Task requirements: Copy all the records word for word, apart from any pictures.

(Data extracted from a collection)
§
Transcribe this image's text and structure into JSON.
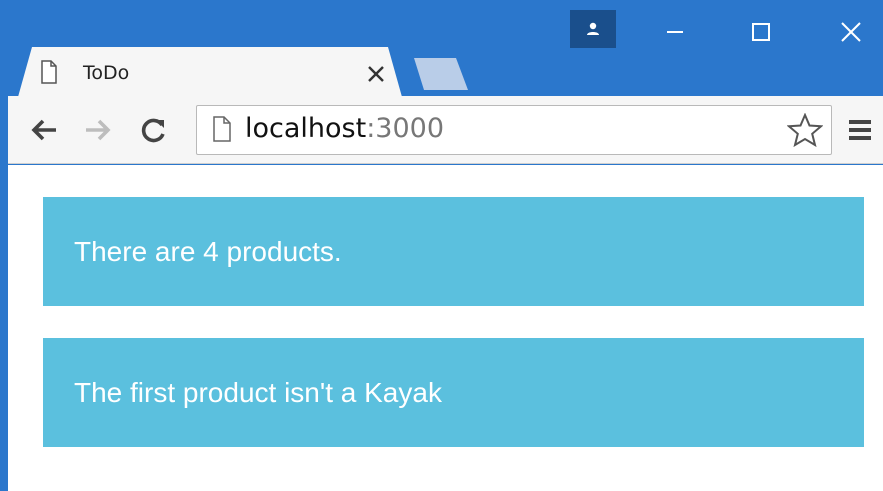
{
  "tab": {
    "title": "ToDo"
  },
  "address_bar": {
    "host": "localhost",
    "port": ":3000"
  },
  "colors": {
    "titlebar": "#2b77cc",
    "panel": "#5bc0de",
    "panel_text": "#ffffff"
  },
  "icons": {
    "profile": "person-icon",
    "minimize": "minimize-icon",
    "maximize": "maximize-icon",
    "close": "close-icon",
    "tab_page": "page-icon",
    "back": "back-arrow-icon",
    "forward": "forward-arrow-icon",
    "reload": "reload-icon",
    "bookmark": "star-icon",
    "menu": "hamburger-menu-icon"
  },
  "main": {
    "panels": [
      {
        "text": "There are 4 products."
      },
      {
        "text": "The first product isn't a Kayak"
      }
    ]
  }
}
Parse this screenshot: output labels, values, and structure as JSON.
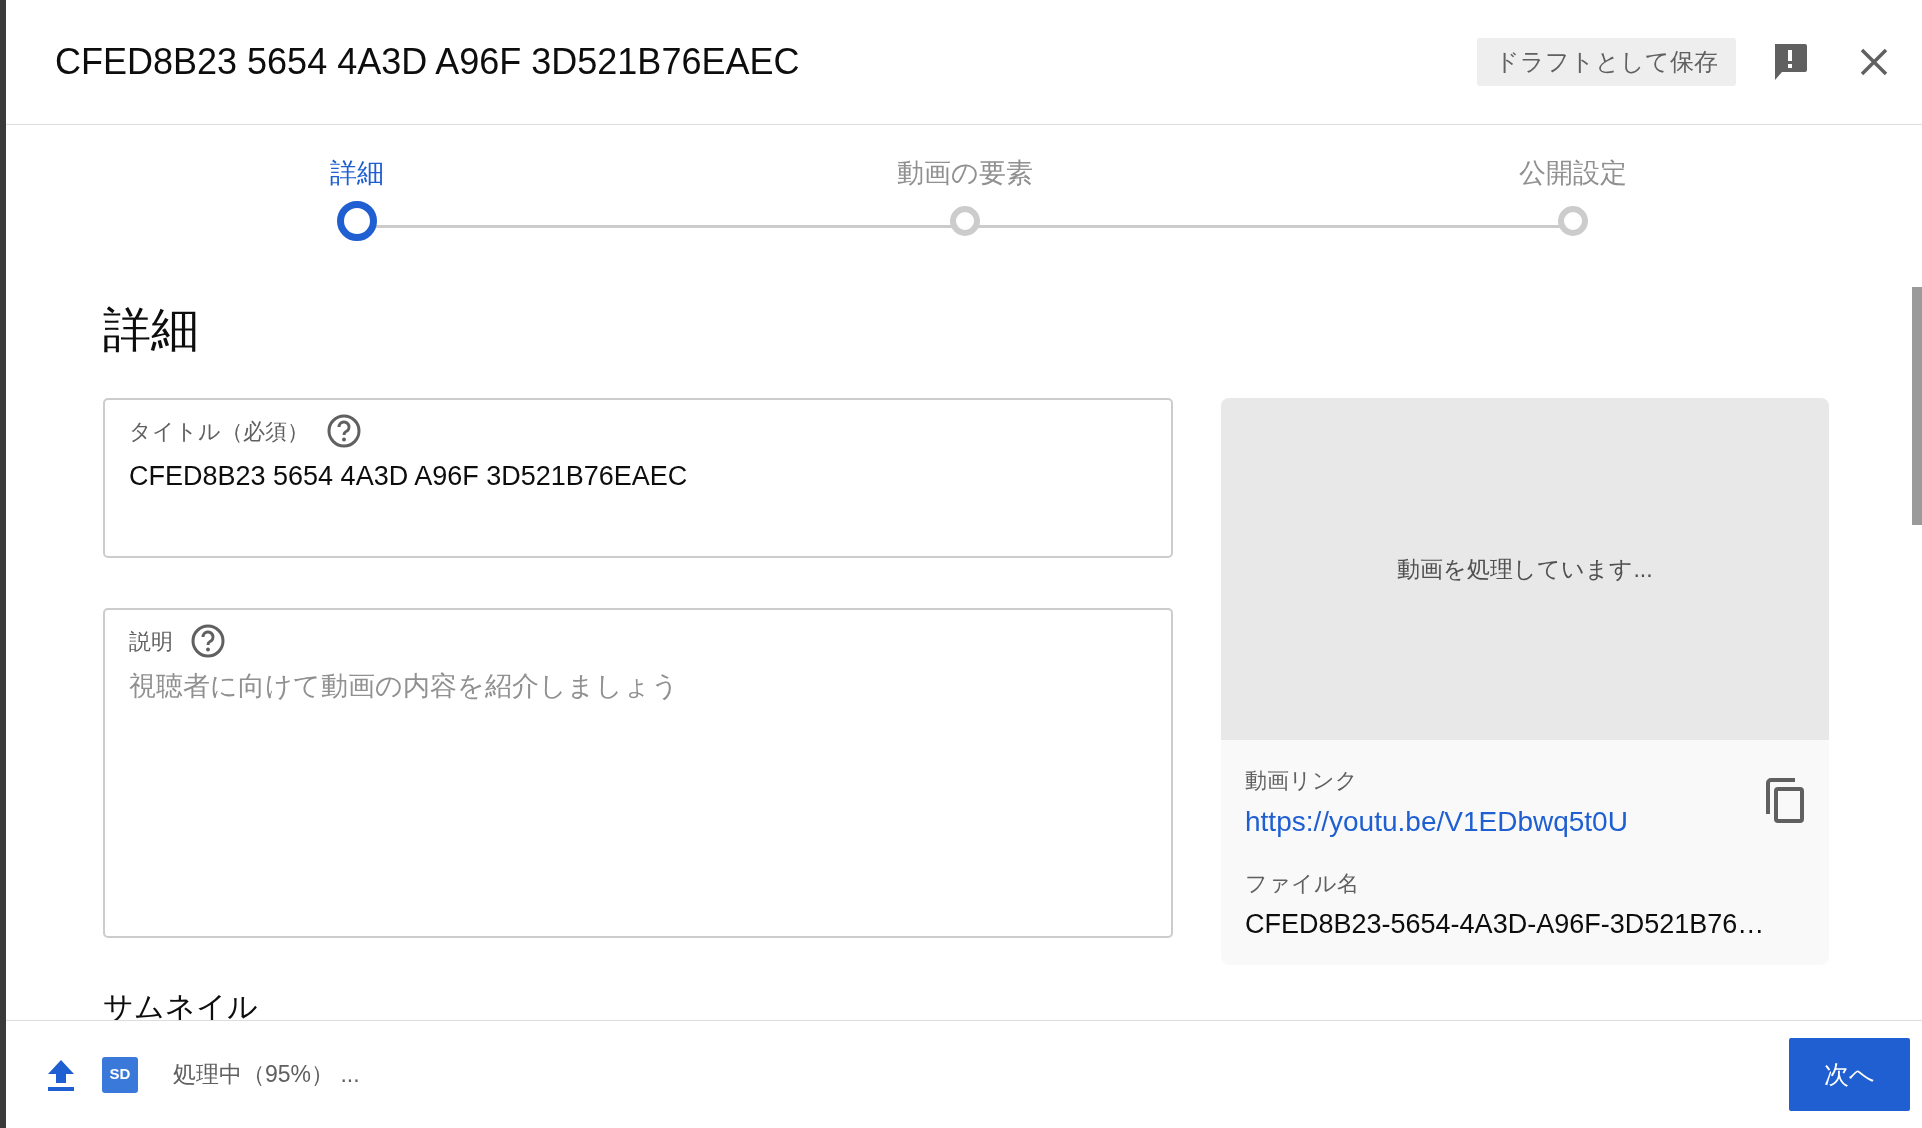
{
  "dialog": {
    "title": "CFED8B23 5654 4A3D A96F 3D521B76EAEC",
    "save_draft_button": "ドラフトとして保存"
  },
  "steps": [
    {
      "label": "詳細",
      "selected": true
    },
    {
      "label": "動画の要素",
      "selected": false
    },
    {
      "label": "公開設定",
      "selected": false
    }
  ],
  "section_heading": "詳細",
  "title_field": {
    "label": "タイトル（必須）",
    "value": "CFED8B23 5654 4A3D A96F 3D521B76EAEC"
  },
  "description_field": {
    "label": "説明",
    "placeholder": "視聴者に向けて動画の内容を紹介しましょう"
  },
  "preview": {
    "status": "動画を処理しています...",
    "link_label": "動画リンク",
    "link": "https://youtu.be/V1EDbwq5t0U",
    "filename_label": "ファイル名",
    "filename": "CFED8B23-5654-4A3D-A96F-3D521B76…"
  },
  "thumbnail_heading": "サムネイル",
  "footer": {
    "quality_badge": "SD",
    "status": "処理中（95%） ...",
    "next_button": "次へ"
  }
}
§
Answer to the exercise:
Transcribe this image's text and structure into JSON.
{
  "tab": {
    "title": "ToDo"
  },
  "address_bar": {
    "host": "localhost",
    "port": ":3000"
  },
  "colors": {
    "titlebar": "#2b77cc",
    "panel": "#5bc0de",
    "panel_text": "#ffffff"
  },
  "icons": {
    "profile": "person-icon",
    "minimize": "minimize-icon",
    "maximize": "maximize-icon",
    "close": "close-icon",
    "tab_page": "page-icon",
    "back": "back-arrow-icon",
    "forward": "forward-arrow-icon",
    "reload": "reload-icon",
    "bookmark": "star-icon",
    "menu": "hamburger-menu-icon"
  },
  "main": {
    "panels": [
      {
        "text": "There are 4 products."
      },
      {
        "text": "The first product isn't a Kayak"
      }
    ]
  }
}
Parse this screenshot: output labels, values, and structure as JSON.
{
  "dialog": {
    "title": "CFED8B23 5654 4A3D A96F 3D521B76EAEC",
    "save_draft_button": "ドラフトとして保存"
  },
  "steps": [
    {
      "label": "詳細",
      "selected": true
    },
    {
      "label": "動画の要素",
      "selected": false
    },
    {
      "label": "公開設定",
      "selected": false
    }
  ],
  "section_heading": "詳細",
  "title_field": {
    "label": "タイトル（必須）",
    "value": "CFED8B23 5654 4A3D A96F 3D521B76EAEC"
  },
  "description_field": {
    "label": "説明",
    "placeholder": "視聴者に向けて動画の内容を紹介しましょう"
  },
  "preview": {
    "status": "動画を処理しています...",
    "link_label": "動画リンク",
    "link": "https://youtu.be/V1EDbwq5t0U",
    "filename_label": "ファイル名",
    "filename": "CFED8B23-5654-4A3D-A96F-3D521B76…"
  },
  "thumbnail_heading": "サムネイル",
  "footer": {
    "quality_badge": "SD",
    "status": "処理中（95%） ...",
    "next_button": "次へ"
  }
}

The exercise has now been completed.